WASHINGTON – It’s been nine months since Superstorm Sandy raised havoc along the East Coast, and now a new threat has been born — cars damaged by the storm are showing up for sale without proper warning.
The National Insurance Crime Bureau says an estimated 250,000 cars were damaged by the storm.
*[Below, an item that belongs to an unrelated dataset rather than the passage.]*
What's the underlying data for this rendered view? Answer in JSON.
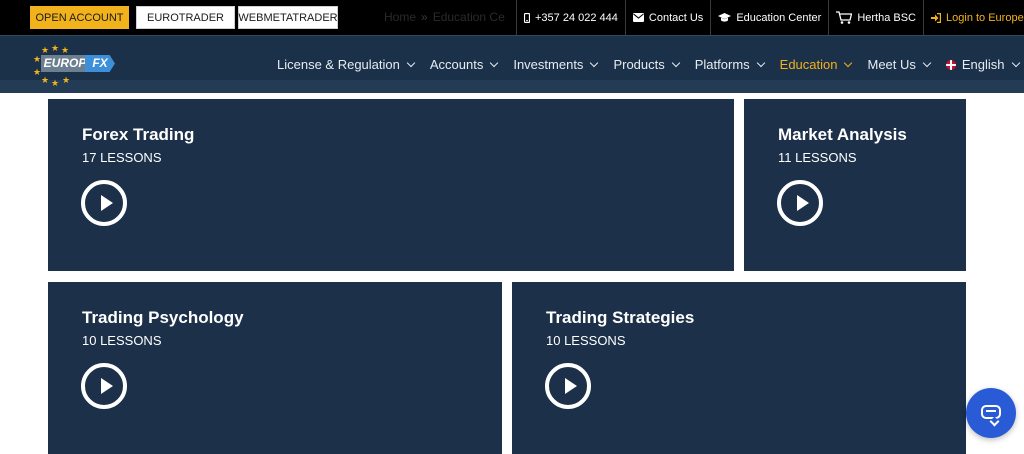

In many cases, they may have been damaged in dealership parking lots, have low mileage and look good.
There some things you can do to protect yourself from getting ripped off by buying one of these cars.
John Townsend, a spokesman for AAA Mid-Atlantic, says you can check under the rug for water stains or signs of mud and dirt.
“Look at the headlights and the tail lights to see any sign that water has been in those,” Townsend says.
You can also check for corrosion on the doors, he adds.
CARFAX, based in Centerville, Va., estimates that up to 212,000 of these flood-damaged cars have already been re-titled and are ready for sale.
“They are moving these cars from state to state to have them titled, and then they eventually hide the car in plain sight,” Townsend says.
There isn’t much you can do if you get stuck with a flood car, so if the deal looks really good, Townsend suggests you get a mechanic you trust to do a complete checkup on the car.